Traces of proton-proton collisions events measured by European Organization for Nuclear Research (CERN) in the Compact Muon Solenoid (CMS) experience on May 25, 2011 in the search for the Higgs boson. (FABRICE COFFRINI – AFP/GETTY IMAGES)
Render unto science what is scientific, I say.
Atheist, fundamentalist, polite church, synagogue, or mosque-goer — all of us — should celebrate the discovery of Higgs boson as a glorious example of the human mind’s ability to figure things out. Here’s to the smattering of human beings who are very, very smart in the ways of quantum mechanics. The rest of us need only be smart enough to honor you.
The affirmation of the existence of Higgs after 30 years of postulating its existence is a real opportunity for organized religion to get out of its own way. As a person of faith in God — but also a person who is not religious in any doctrinal sense — what, I’d like to know, does scientific affirmation of the existence of the Higgs boson particle — the God particle — have to do with anyone’s relationship with the Almighty? What’s wrong with believing that God is, and still being curious about what’s under every last rock that science can turn over?
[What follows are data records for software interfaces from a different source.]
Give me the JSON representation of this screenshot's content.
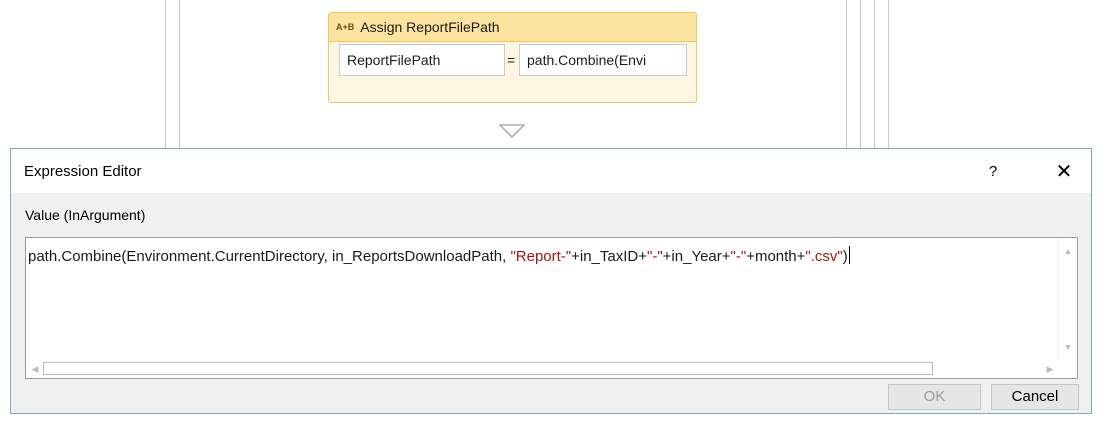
{
  "designer": {
    "activity_icon": "A+B",
    "activity_title": "Assign ReportFilePath",
    "to_field": "ReportFilePath",
    "equals": "=",
    "value_field": "path.Combine(Envi"
  },
  "dialog": {
    "title": "Expression Editor",
    "help_label": "?",
    "close_label": "✕",
    "value_label": "Value (InArgument)",
    "code": {
      "p1": "path.Combine(Environment.CurrentDirectory, in_ReportsDownloadPath, ",
      "s1": "\"Report-\"",
      "p2": "+in_TaxID+",
      "s2": "\"-\"",
      "p3": "+in_Year+",
      "s3": "\"-\"",
      "p4": "+month+",
      "s4": "\".csv\"",
      "p5": ")"
    },
    "ok_label": "OK",
    "cancel_label": "Cancel"
  },
  "colors": {
    "string_literal": "#a31515",
    "assign_header": "#fbe3a0",
    "assign_border": "#f0c85a"
  }
}
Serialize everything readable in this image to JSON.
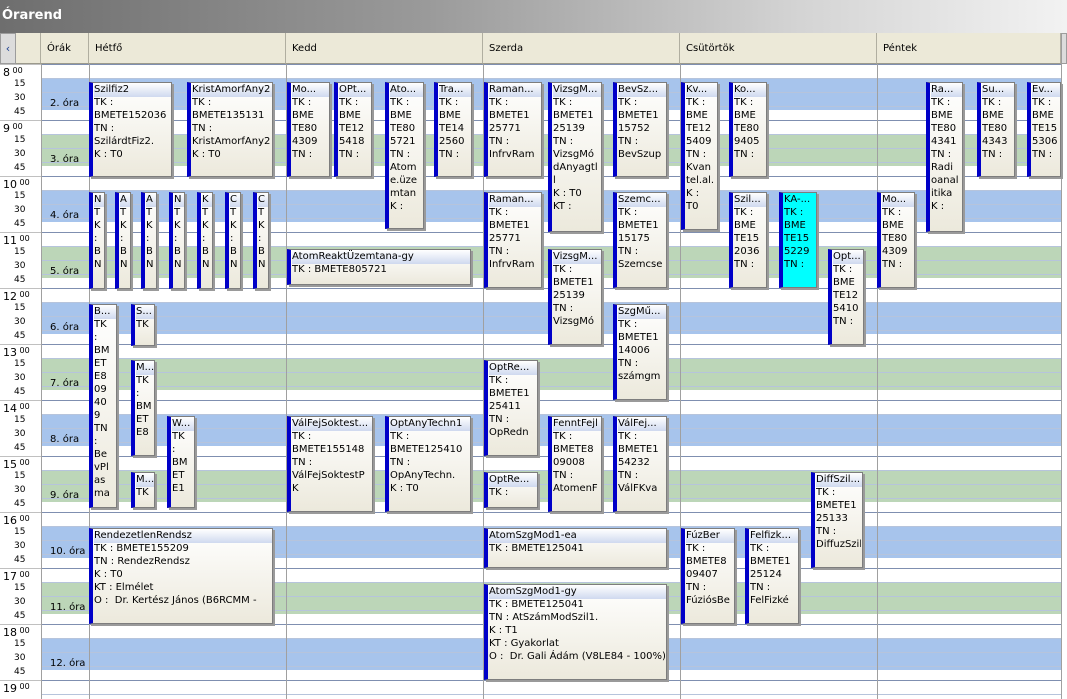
{
  "window": {
    "title": "Órarend"
  },
  "nav": {
    "prev": "‹"
  },
  "headers": {
    "orak": "Órák",
    "days": [
      "Hétfő",
      "Kedd",
      "Szerda",
      "Csütörtök",
      "Péntek"
    ]
  },
  "hours": [
    "8",
    "9",
    "10",
    "11",
    "12",
    "13",
    "14",
    "15",
    "16",
    "17",
    "18",
    "19"
  ],
  "minutes": [
    "00",
    "15",
    "30",
    "45"
  ],
  "periods": [
    "2. óra",
    "3. óra",
    "4. óra",
    "5. óra",
    "6. óra",
    "7. óra",
    "8. óra",
    "9. óra",
    "10. óra",
    "11. óra",
    "12. óra"
  ],
  "colors": {
    "blue_band": "#a7c4ec",
    "green_band": "#bcd6b8",
    "event_bar": "#0000c8",
    "highlight": "#00ffff"
  },
  "events": [
    {
      "title": "Szilfiz2",
      "body": "TK :\nBMETE152036\nTN :\nSzilárdtFiz2.\nK : T0"
    },
    {
      "title": "KristAmorfAny2",
      "body": "TK :\nBMETE135131\nTN :\nKristAmorfAny2.\nK : T0"
    },
    {
      "title": "Mo...",
      "body": "TK :\nBME\nTE80\n4309\nTN :"
    },
    {
      "title": "OPt...",
      "body": "TK :\nBME\nTE12\n5418\nTN :"
    },
    {
      "title": "Ato...",
      "body": "TK :\nBME\nTE80\n5721\nTN :\nAtom\ne.üze\nmtan\nK :"
    },
    {
      "title": "Tra...",
      "body": "TK :\nBME\nTE14\n2560\nTN :"
    },
    {
      "title": "Raman...",
      "body": "TK :\nBMETE1\n25771\nTN :\nInfrvRam"
    },
    {
      "title": "VizsgM...",
      "body": "TK :\nBMETE1\n25139\nTN :\nVizsgMó\ndAnyagtl\nl\nK : T0\nKT :"
    },
    {
      "title": "BevSz...",
      "body": "TK :\nBMETE1\n15752\nTN :\nBevSzup"
    },
    {
      "title": "Kv...",
      "body": "TK :\nBME\nTE12\n5409\nTN :\nKvan\ntel.al.\nK :\nT0"
    },
    {
      "title": "Ko...",
      "body": "TK :\nBME\nTE80\n9405\nTN :"
    },
    {
      "title": "Ra...",
      "body": "TK :\nBME\nTE80\n4341\nTN :\nRadi\noanal\nitika\nK :"
    },
    {
      "title": "Su...",
      "body": "TK :\nBME\nTE80\n4343\nTN :"
    },
    {
      "title": "Ev...",
      "body": "TK :\nBME\nTE15\n5306\nTN :"
    },
    {
      "title": "N",
      "body": "T\nK\n:\nB\nN"
    },
    {
      "title": "A",
      "body": "T\nK\n:\nB\nN"
    },
    {
      "title": "A",
      "body": "T\nK\n:\nB\nN"
    },
    {
      "title": "N",
      "body": "T\nK\n:\nB\nN"
    },
    {
      "title": "K",
      "body": "T\nK\n:\nB\nN"
    },
    {
      "title": "C",
      "body": "T\nK\n:\nB\nN"
    },
    {
      "title": "C",
      "body": "T\nK\n:\nB\nN"
    },
    {
      "title": "Raman...",
      "body": "TK :\nBMETE1\n25771\nTN :\nInfrvRam"
    },
    {
      "title": "Szemc...",
      "body": "TK :\nBMETE1\n15175\nTN :\nSzemcse"
    },
    {
      "title": "Szil...",
      "body": "TK :\nBME\nTE15\n2036\nTN :"
    },
    {
      "title": "KA-...",
      "body": "TK :\nBME\nTE15\n5229\nTN :"
    },
    {
      "title": "Mo...",
      "body": "TK :\nBME\nTE80\n4309\nTN :"
    },
    {
      "title": "AtomReaktÜzemtana-gy",
      "body": "TK : BMETE805721"
    },
    {
      "title": "VizsgM...",
      "body": "TK :\nBMETE1\n25139\nTN :\nVizsgMó"
    },
    {
      "title": "Opt...",
      "body": "TK :\nBME\nTE12\n5410\nTN :"
    },
    {
      "title": "B...",
      "body": "TK\n:\nBM\nET\nE8\n09\n40\n9\nTN\n:\nBe\nvPl\nas\nma"
    },
    {
      "title": "S...",
      "body": "TK"
    },
    {
      "title": "SzgMű...",
      "body": "TK :\nBMETE1\n14006\nTN :\nszámgm"
    },
    {
      "title": "M...",
      "body": "TK\n:\nBM\nET\nE8"
    },
    {
      "title": "OptRe...",
      "body": "TK :\nBMETE1\n25411\nTN :\nOpRedn"
    },
    {
      "title": "W...",
      "body": "TK\n:\nBM\nET\nE1"
    },
    {
      "title": "VálFejSoktest...",
      "body": "TK :\nBMETE155148\nTN :\nVálFejSoktestP\nK"
    },
    {
      "title": "OptAnyTechn1",
      "body": "TK :\nBMETE125410\nTN :\nOpAnyTechn.\nK : T0"
    },
    {
      "title": "FenntFejl",
      "body": "TK :\nBMETE8\n09008\nTN :\nAtomenF"
    },
    {
      "title": "VálFej...",
      "body": "TK :\nBMETE1\n54232\nTN :\nVálFKva"
    },
    {
      "title": "M...",
      "body": "TK"
    },
    {
      "title": "OptRe...",
      "body": "TK :"
    },
    {
      "title": "DiffSzil...",
      "body": "TK :\nBMETE1\n25133\nTN :\nDiffuzSzil"
    },
    {
      "title": "RendezetlenRendsz",
      "body": "TK : BMETE155209\nTN : RendezRendsz\nK : T0\nKT : Elmélet\nO :  Dr. Kertész János (B6RCMM -"
    },
    {
      "title": "AtomSzgMod1-ea",
      "body": "TK : BMETE125041"
    },
    {
      "title": "FúzBer",
      "body": "TK :\nBMETE8\n09407\nTN :\nFúziósBe"
    },
    {
      "title": "Felfizk...",
      "body": "TK :\nBMETE1\n25124\nTN :\nFelFizké"
    },
    {
      "title": "AtomSzgMod1-gy",
      "body": "TK : BMETE125041\nTN : AtSzámModSzil1.\nK : T1\nKT : Gyakorlat\nO :  Dr. Gali Ádám (V8LE84 - 100%)"
    }
  ]
}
A lot of religions encourage followers to think of God as a kind of cosmic puppet master who actually does things independently of humans; a kind of CEO God, whose authority trickles down a religion’s managerial hierarchy. Even some non-fundamentalists I know seem to have a need to think that God can choose to intervene magically in the doings of their days. And while belief in this kind of top-down organization of human existence appears to make these folks feel more comfortable, it does not make them curious, it does not make them well-informed, and, most importantly, it does not make them inhabitants of the real world. Where — if God is — God is most certainly to be found.
I am admittedly a religious outsider. To me, the important part of the Bible, the sacred text with which I am most familiar, is its stories about people; some of whom got their relationships with God wrong (greedy, power-hungry Pontius Pilate), and some of whom got their relationship with God right (most notably, Jesus).
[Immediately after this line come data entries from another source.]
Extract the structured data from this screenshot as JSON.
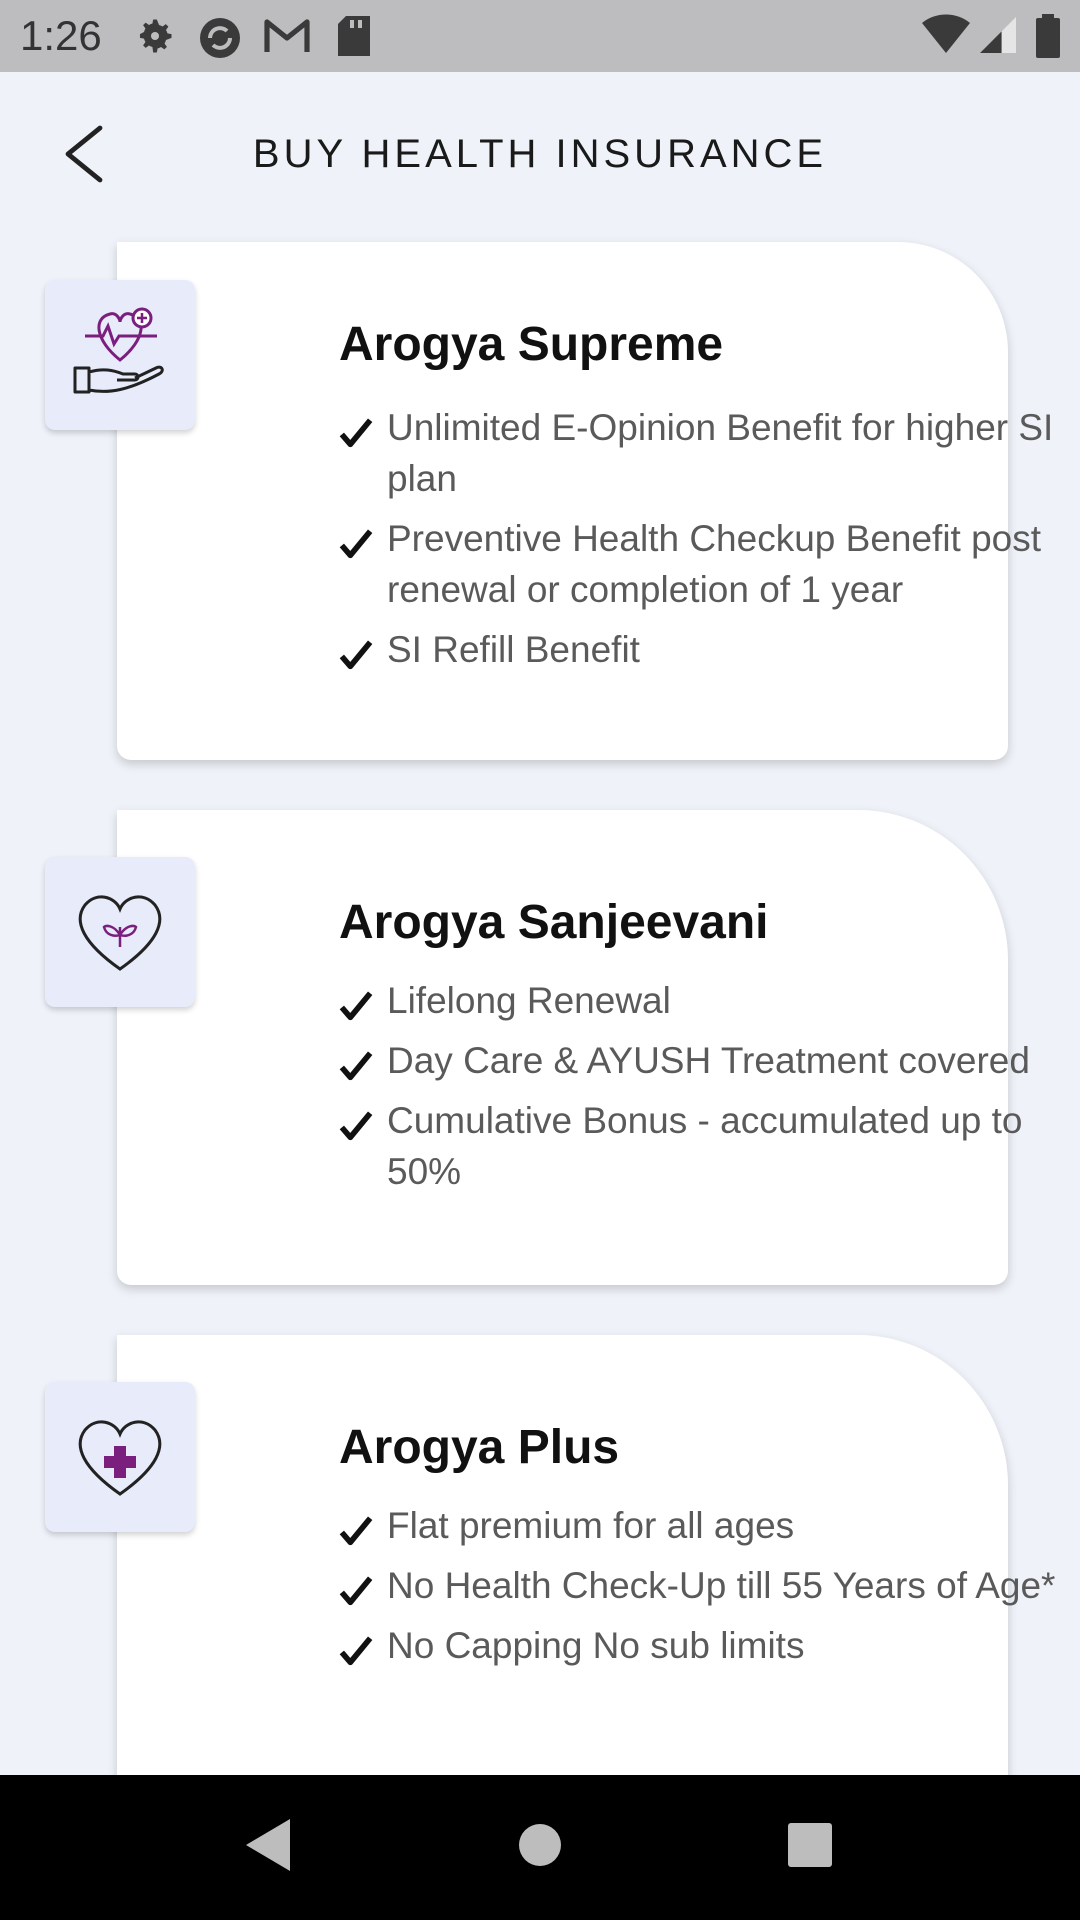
{
  "status_bar": {
    "time": "1:26",
    "left_icons": [
      "gear-icon",
      "sync-icon",
      "gmail-icon",
      "sd-card-icon"
    ],
    "right_icons": [
      "wifi-icon",
      "signal-icon",
      "battery-icon"
    ]
  },
  "header": {
    "title": "BUY HEALTH INSURANCE",
    "back_icon": "chevron-left-icon"
  },
  "accent_color": "#7b1f7e",
  "plans": [
    {
      "name": "Arogya Supreme",
      "icon": "heart-hand-icon",
      "features": [
        "Unlimited E-Opinion Benefit for higher SI plan",
        "Preventive Health Checkup Benefit post renewal or completion of 1 year",
        "SI Refill Benefit"
      ]
    },
    {
      "name": "Arogya Sanjeevani",
      "icon": "heart-leaf-icon",
      "features": [
        "Lifelong Renewal",
        "Day Care & AYUSH Treatment covered",
        "Cumulative Bonus - accumulated up to 50%"
      ]
    },
    {
      "name": "Arogya Plus",
      "icon": "heart-cross-icon",
      "features": [
        "Flat premium for all ages",
        "No Health Check-Up till 55 Years of Age*",
        "No Capping No sub limits"
      ]
    }
  ],
  "nav_bar": [
    "back-nav-icon",
    "home-nav-icon",
    "recents-nav-icon"
  ]
}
There’s also a lot of other biblical stories to explain things that were totally inexplicable and/or scary a couple of millenniums ago – most famously, how the world got here and how human’s got here and what happens to us after death. To anyone who isn’t scared of reality, it’s pretty clear that science has shown, or is in the process of showing, these stories to be untrue. Except of course, for what happens to us after death. About which we really have no idea.
So the enduring – and very real worth of the Bible – is contained in its people stories.
I and most people I know believe that God, the great Whatever, is in some form or fashion. I, personally, believe that God is an inexplicable, inconceivable something available to partner with me in the living of my daily life; and that when I choose to live within that partnership, I am a kinder, more truthful, more productive person, who is much less given to ego-centric, destructive behavior toward others.
My own belief stops right there. That’s all I claim to know about God. And to me this simple acceptance of God’s existence and availability for partnership with each of us appears to be a core message of most religions.
I acknowledge that, for a lot of people, religion is the most comfortable way for them to make such a connection with God. What I quarrel with is when being religious is seen as the same thing as living that connection.
The biggest challenge of talking about any kind of non-religious, action-oriented faith is finding the right words. Organized religion has so polarized us that all you have to do is mention the word “God,” and folks stop listening and start assuming. Those who are not religious assume you buy the myths; those who are Christians assume you believe that Jesus Christ is the divine son of God.
Back a few paragraphs I pointed out that the affirmation of the existence of Higgs boson is a real chance for organized religion to get out of its own way. If for no other reason than “the elusive subatomic beast’s” nickname.
Leon Lederman, a leading researcher in the field, once dubbed it the “goddamn” particle, because it has proved so hard to isolate. That name was changed by a sniffy editor to the “God” particle, and a legend was born. Headline writers loved it. Physicists loved the publicity. CERN, the world’s biggest particle-physics laboratory, and the centre of the hunt for the Higgs, used that publicity to help keep the money flowing.
It’s a joke, in other words. Which makes it a golden opportunity for organized religion to show it has a sense of humor and can separate myth from core message.
Organized religion must show it has enough faith in the existence of God to rise above silly turf wars with science about the origins of the world, the origins of the species, and climate change. If organized religions don’t, more and more people will turn aside from their central, important message: that with God in our lives (as our conscience, as our partner, as however you like to think about It) we are more useful, less-destructive, less ego-driven humans.